blockquote_bgMy daughter is 5.5 months old. She was 5 weeks premature. My concern is how much weight she should be bearing on her legs. Recently if you hold her up she will take just a little weight; her knees will then buckle if you continue to hold her up and she will push down to straighten her legs but she is not stable and will buckle again after a while and then try to straighten and so forth. She also lifts one leg when standing a bit more than on the other. Other than that everything fine – she kicks her legs all the time and has just started trying to put her toes in her mouth. She is one of a twin and so has had a hip scan which was normal – it was routine. I guess I am concerned because the other twin (a boy) is standing really well – almost unsupported for a few seconds. She has rolled but not that keen – likes rolling onto her side though to watch television.

Most babies begin the bear weight fully on their legs between 6-9 months, some even earlier such as your son. We answered a similar question to yours recently, and if you scroll down to the third question at this link you can find some additional suggestions.

At 5 months, it is more important that she spends a lot of time playing on her stomach and learning to actively roll, rather than pushing weight bearing in standing. In fact you can practice weight bearing on her knees first which she’ll need for crawling. Her tummy time will help increase her neck and trunk strength (core) that she needs for later independent sitting, crawling and walking. It will also promote her arm strength when she pushes up to pivot on the floor. You can place her on her knees over your calf and encourage her to place her hands down (your leg is supporting her tummy) and gently rock her back and forth to weight shift her body as you sing to her. You can let her sit straddling your leg facing away from you and give her gentle pressure on her thighs/knees so that she feels the weight bearing under her feet (without shoes), and encourage her to come to stand with your help as a game.

This is a great article that demonstrates other ways to promote tummy time during the day.
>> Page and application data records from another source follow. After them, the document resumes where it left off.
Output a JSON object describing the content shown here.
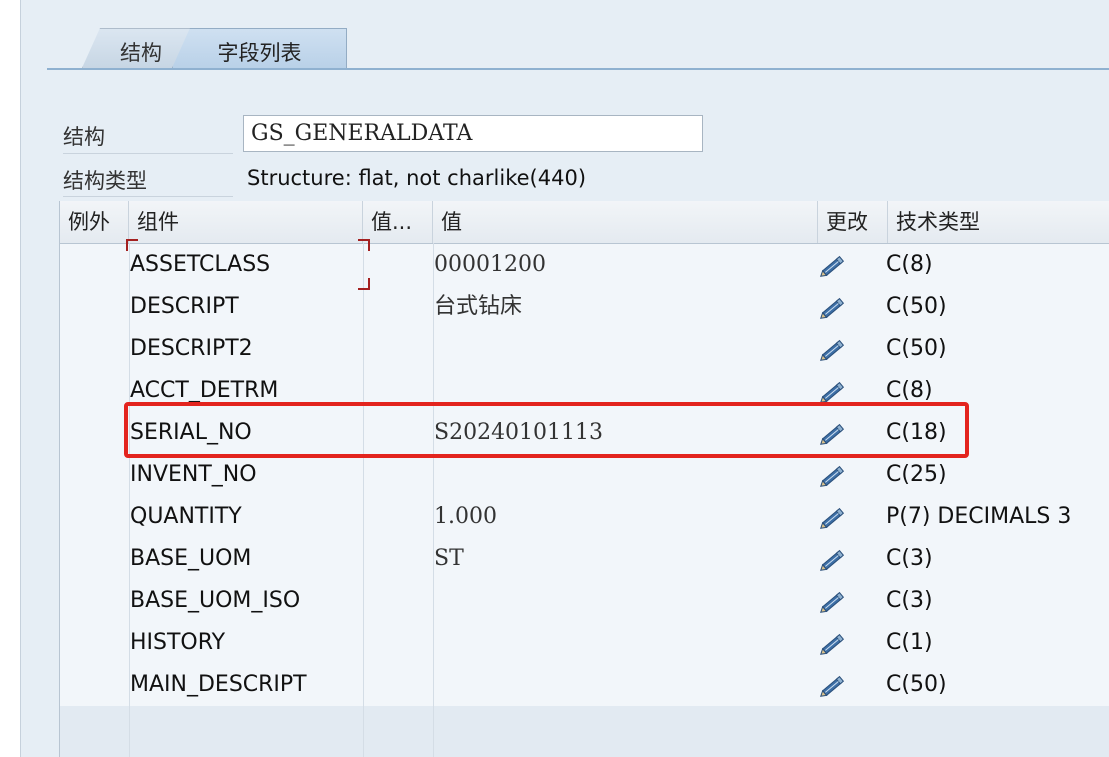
{
  "tabs": [
    {
      "label": "结构",
      "active": false
    },
    {
      "label": "字段列表",
      "active": true
    }
  ],
  "structure_field": {
    "label": "结构",
    "value": "GS_GENERALDATA"
  },
  "structure_type": {
    "label": "结构类型",
    "value": "Structure: flat, not charlike(440)"
  },
  "grid": {
    "headers": {
      "exception": "例外",
      "component": "组件",
      "value_short": "值...",
      "value": "值",
      "change": "更改",
      "tech_type": "技术类型"
    },
    "rows": [
      {
        "component": "ASSETCLASS",
        "value": "00001200",
        "tech_type": "C(8)"
      },
      {
        "component": "DESCRIPT",
        "value": "台式钻床",
        "tech_type": "C(50)"
      },
      {
        "component": "DESCRIPT2",
        "value": "",
        "tech_type": "C(50)"
      },
      {
        "component": "ACCT_DETRM",
        "value": "",
        "tech_type": "C(8)"
      },
      {
        "component": "SERIAL_NO",
        "value": "S20240101113",
        "tech_type": "C(18)"
      },
      {
        "component": "INVENT_NO",
        "value": "",
        "tech_type": "C(25)"
      },
      {
        "component": "QUANTITY",
        "value": "1.000",
        "tech_type": "P(7) DECIMALS 3"
      },
      {
        "component": "BASE_UOM",
        "value": "ST",
        "tech_type": "C(3)"
      },
      {
        "component": "BASE_UOM_ISO",
        "value": "",
        "tech_type": "C(3)"
      },
      {
        "component": "HISTORY",
        "value": "",
        "tech_type": "C(1)"
      },
      {
        "component": "MAIN_DESCRIPT",
        "value": "",
        "tech_type": "C(50)"
      }
    ]
  },
  "icons": {
    "edit": "pencil-icon"
  },
  "colors": {
    "highlight": "#e3241e",
    "selection": "#a32020",
    "pencil": "#3d6fa6"
  }
}
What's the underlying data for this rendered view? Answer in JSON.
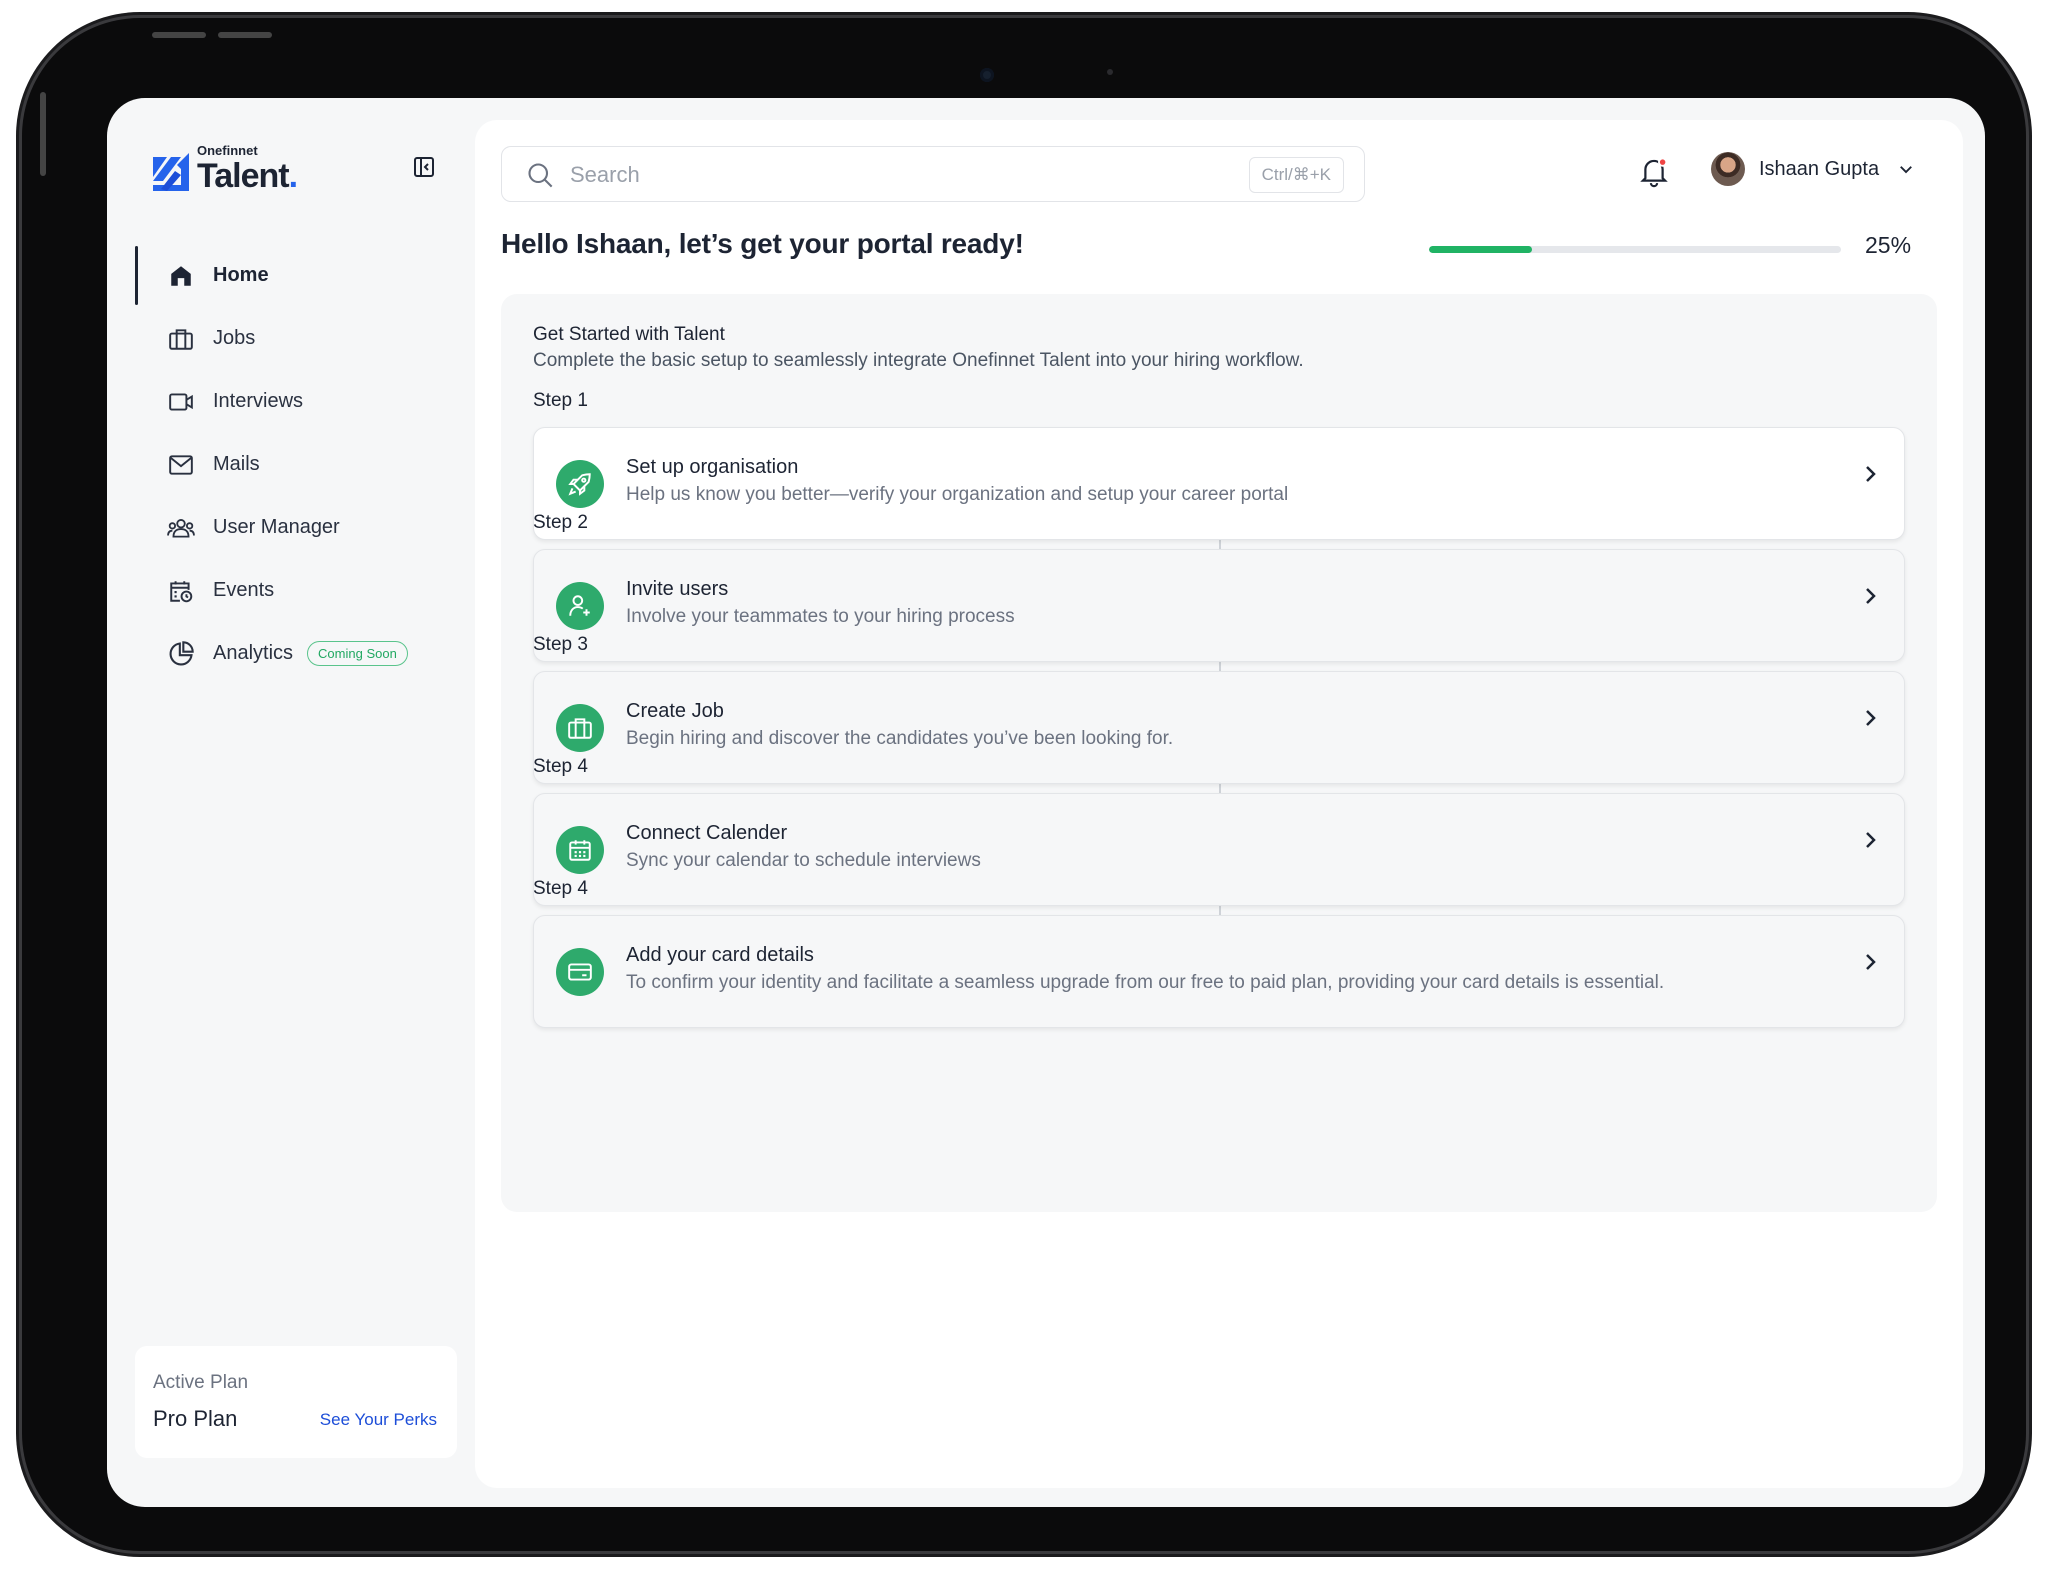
{
  "brand": {
    "company": "Onefinnet",
    "product": "Talent",
    "accent_color": "#2563eb",
    "success_color": "#20b364"
  },
  "sidebar": {
    "items": [
      {
        "label": "Home",
        "icon": "home-icon",
        "active": true
      },
      {
        "label": "Jobs",
        "icon": "briefcase-icon"
      },
      {
        "label": "Interviews",
        "icon": "video-icon"
      },
      {
        "label": "Mails",
        "icon": "mail-icon"
      },
      {
        "label": "User Manager",
        "icon": "users-icon"
      },
      {
        "label": "Events",
        "icon": "calendar-clock-icon"
      },
      {
        "label": "Analytics",
        "icon": "pie-chart-icon",
        "badge": "Coming Soon"
      }
    ],
    "plan": {
      "label": "Active Plan",
      "name": "Pro Plan",
      "link": "See Your Perks"
    }
  },
  "header": {
    "search_placeholder": "Search",
    "search_shortcut": "Ctrl/⌘+K",
    "user_name": "Ishaan Gupta"
  },
  "main": {
    "greeting": "Hello Ishaan, let’s get your portal ready!",
    "progress_percent": 25,
    "progress_label": "25%",
    "panel_title": "Get Started with Talent",
    "panel_subtitle": "Complete the basic setup to seamlessly integrate Onefinnet Talent into your hiring workflow.",
    "steps": [
      {
        "step": "Step 1",
        "title": "Set up organisation",
        "desc": "Help us know you better—verify your organization and setup your career portal",
        "icon": "rocket-icon"
      },
      {
        "step": "Step 2",
        "title": "Invite users",
        "desc": "Involve your teammates to your hiring process",
        "icon": "user-plus-icon"
      },
      {
        "step": "Step 3",
        "title": "Create Job",
        "desc": "Begin hiring and discover the candidates you’ve been looking for.",
        "icon": "briefcase-icon"
      },
      {
        "step": "Step 4",
        "title": "Connect Calender",
        "desc": "Sync your calendar to schedule interviews",
        "icon": "calendar-icon"
      },
      {
        "step": "Step 4",
        "title": "Add your card details",
        "desc": "To confirm your identity and facilitate a seamless upgrade from our free to paid plan, providing your card details is essential.",
        "icon": "credit-card-icon"
      }
    ]
  }
}
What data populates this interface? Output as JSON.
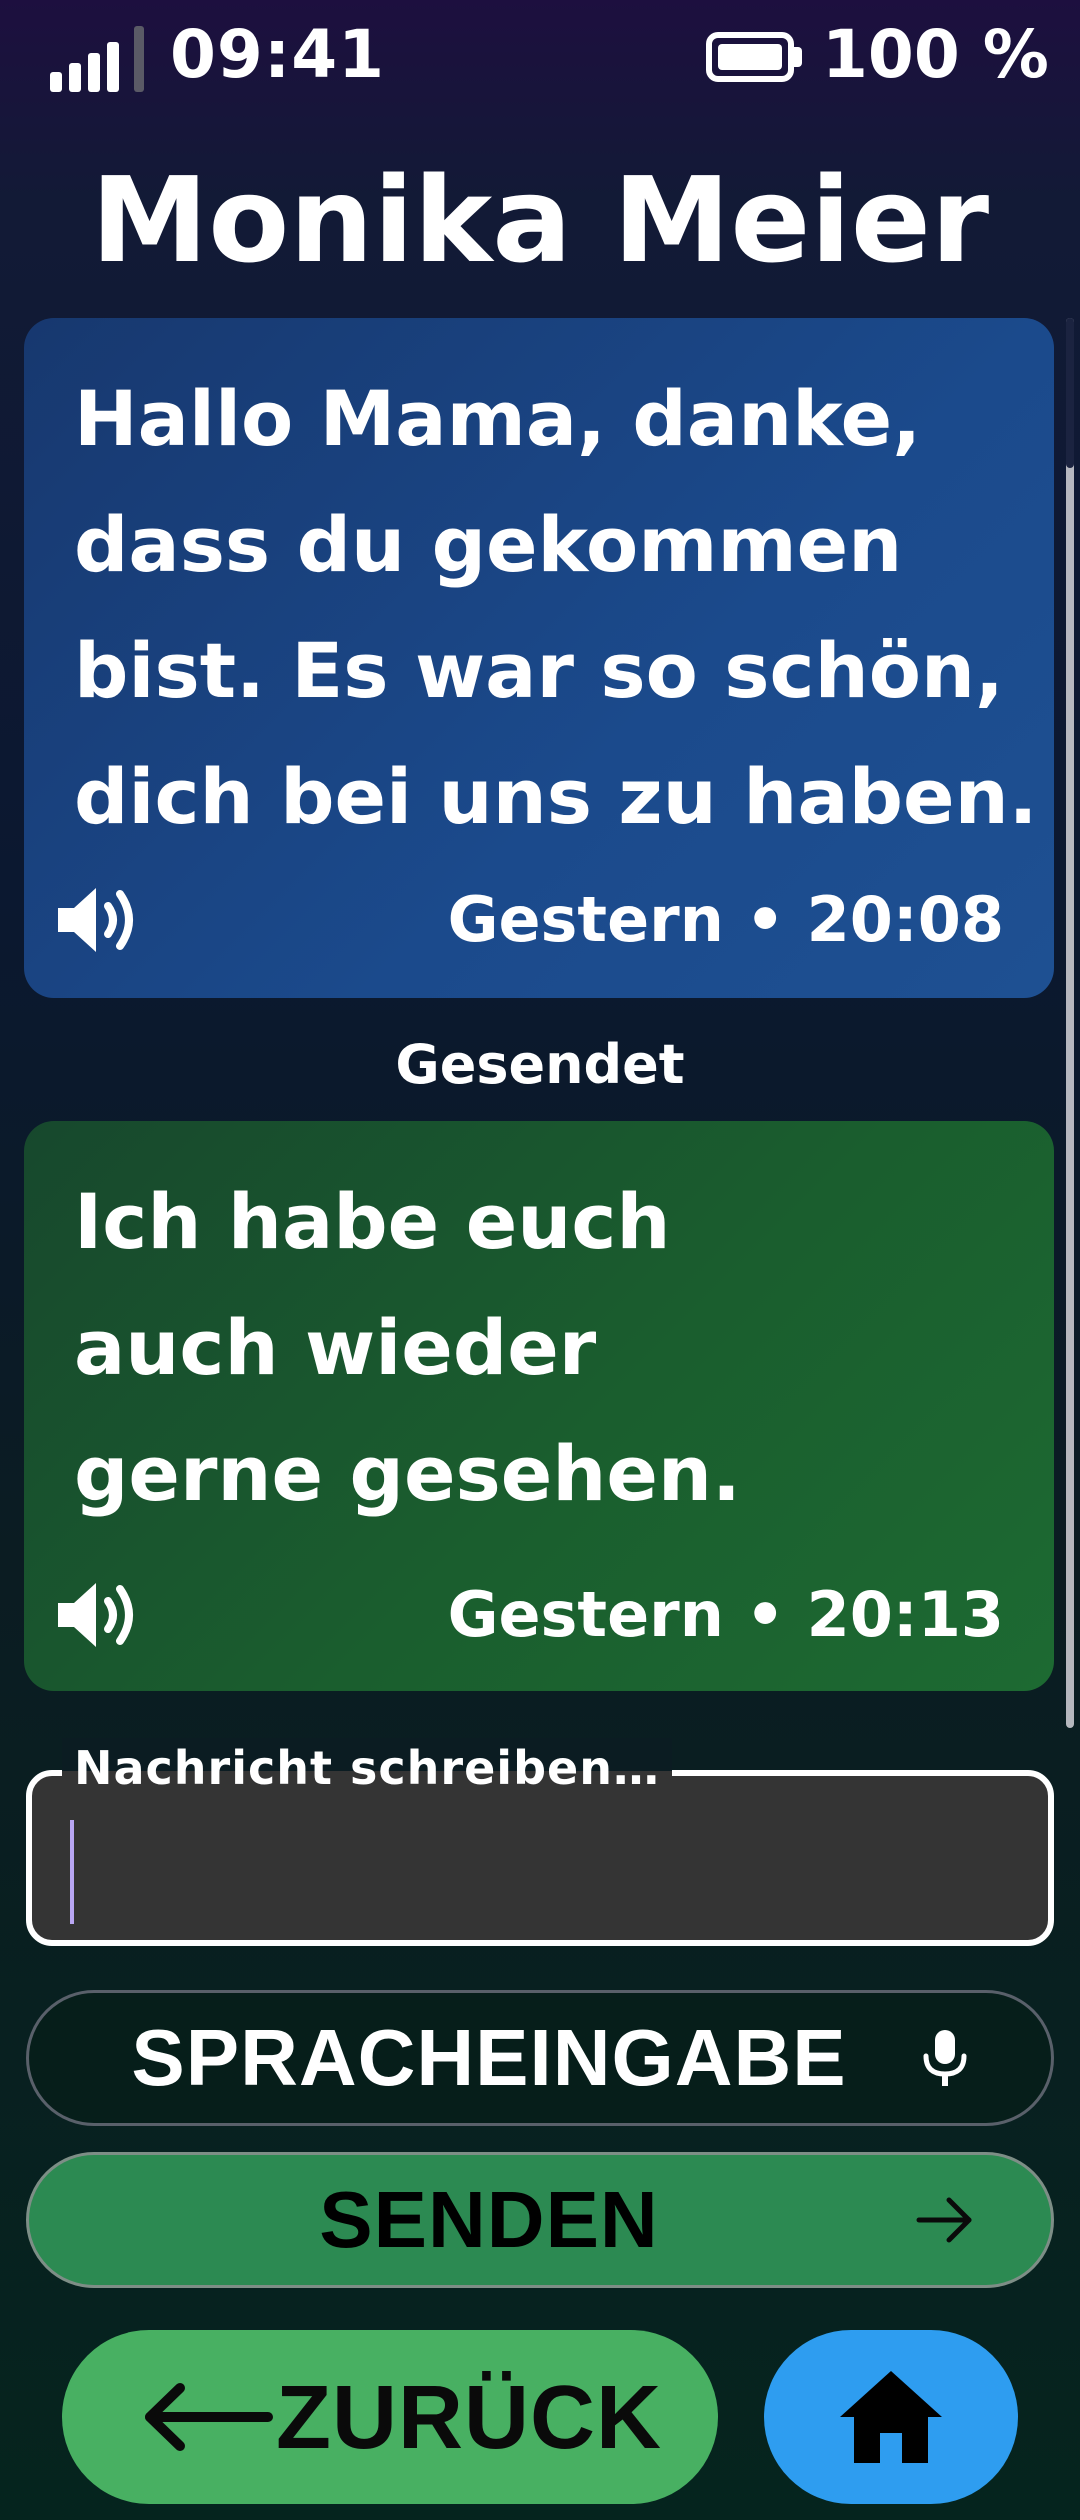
{
  "status_bar": {
    "time": "09:41",
    "battery_percent": "100 %",
    "signal_bars": 4,
    "icons": [
      "signal-icon",
      "battery-icon"
    ]
  },
  "contact": {
    "name": "Monika Meier"
  },
  "messages": [
    {
      "direction": "received",
      "text": "Hallo Mama, danke,\ndass du gekommen\nbist. Es war so schön,\ndich bei uns zu haben.",
      "timestamp": "Gestern • 20:08",
      "icon": "speaker-icon",
      "color": "#1b4a8c"
    },
    {
      "direction": "sent",
      "status": "Gesendet",
      "text": "Ich habe euch\nauch wieder\ngerne gesehen.",
      "timestamp": "Gestern • 20:13",
      "icon": "speaker-icon",
      "color": "#1a5e2e"
    }
  ],
  "compose": {
    "label": "Nachricht schreiben…",
    "value": ""
  },
  "buttons": {
    "voice": {
      "label": "SPRACHEINGABE",
      "icon": "microphone-icon"
    },
    "send": {
      "label": "SENDEN",
      "icon": "arrow-right-icon",
      "color": "#2c8a52"
    },
    "back": {
      "label": "ZURÜCK",
      "icon": "arrow-left-icon",
      "color": "#48b062"
    },
    "home": {
      "icon": "home-icon",
      "color": "#2e9df0"
    }
  }
}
Also, keep in mind that spending time in bouncers, walkers and jumpers does not generally promote weight bearing and/or walking. Floor time is the best practice time for babies!